At an IBM lab in Silicon Valley, if you put a cotton-polyester blend T-shirt into an InstaPot-like pressure reactor, a new process will disassemble it into a ball of pure cotton and a white powder that can be made directly into pure plastic. Fill the device with dirty plastic bottles and containers and something similar happens: In minutes, you have a pile of white powder–clean plastic material that a manufacturer could use instead of virgin feedstock made from petroleum.
Researchers at IBM developed the process, called VolCat, as an alternative to traditional recycling. The usual process involves sorting waste, washing it, separating out contaminants, chopping it up, and re-melting it. The result is a lower-quality plastic that brands often don’t want to use. IBM’s process is one example of a growing number of new methods for chemical recycling. The researchers use a catalyst to “selectively digest” PET plastic inside the reactor.

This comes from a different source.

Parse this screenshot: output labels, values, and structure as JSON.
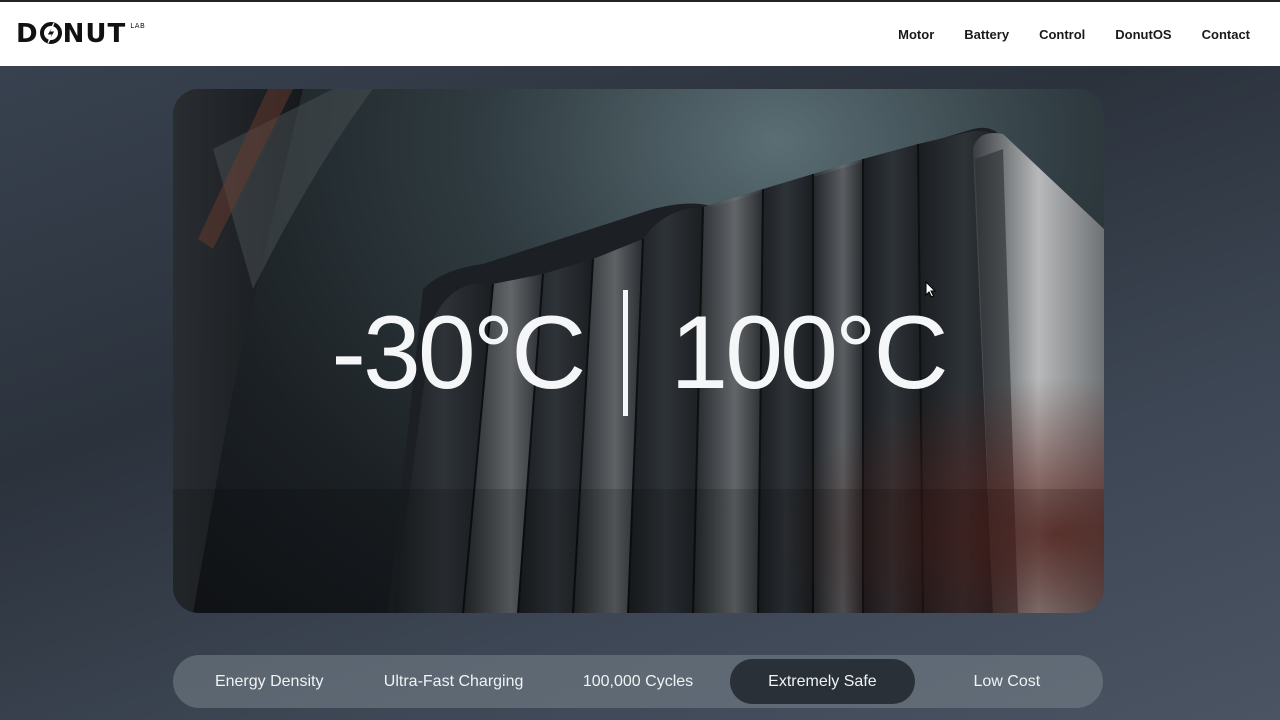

“The catalyst finds the PET polymer and chews it up,” says Bob Allen, senior manager of chemistry and materials at IBM Research. “You can visualize the polymer chains like a very long string of beads, and each bead is a monomer unit. This catalyst goes in, kind of like a molecular pair of scissors, and starts chopping it up very, very rapidly.”
The company is currently talking to partners about running a larger pilot test, to see if the approach is economical at scale, But the researchers envision that the system will plug into plastic production plants–which would start getting shipments of recycling sent directly to them. Because it can use the dirtiest, lowest-value post-consumer materials, and the catalyst can be fully recycled, it keeps costs low. It also uses relatively little energy. Right now, the plastic industry uses virgin petroleum-based feedstocks in almost all production, accounting for around 6% of global oil use. That’s around the same amount used by the aviation industry, and a major source of emissions.
[Phorto: Vivan Sachs/IBM]
As the use of plastic grows, a 2018 report from the International Energy Agency predicts that emissions from petrochemicals will rise as much as 30% by the middle of the century. But technologies like IBM’s could reverse that trajectory, as long as recycling infrastructure grows and consumers start sending more old packaging to recycling centers instead of landfills or the ocean. Some technologies are closer to market. Loop Industries, based in Montreal, has a pilot plant and agreements with brands like Evian to turn low-value plastic–from water bottles to old carpet to ocean plastic–into new, clean packaging through a chemical recycling process. Loop is currently developing its first commercial facility, which will supply customers like PepsiCo, Danone, and Coca-Cola European Partners.
“In the next five years, we think there’s going to be an explosion of innovation in the plastics recycling industry, and that the world can really tap into these waste plastics to generate new plastics as opposed to where we are today,” says Allen.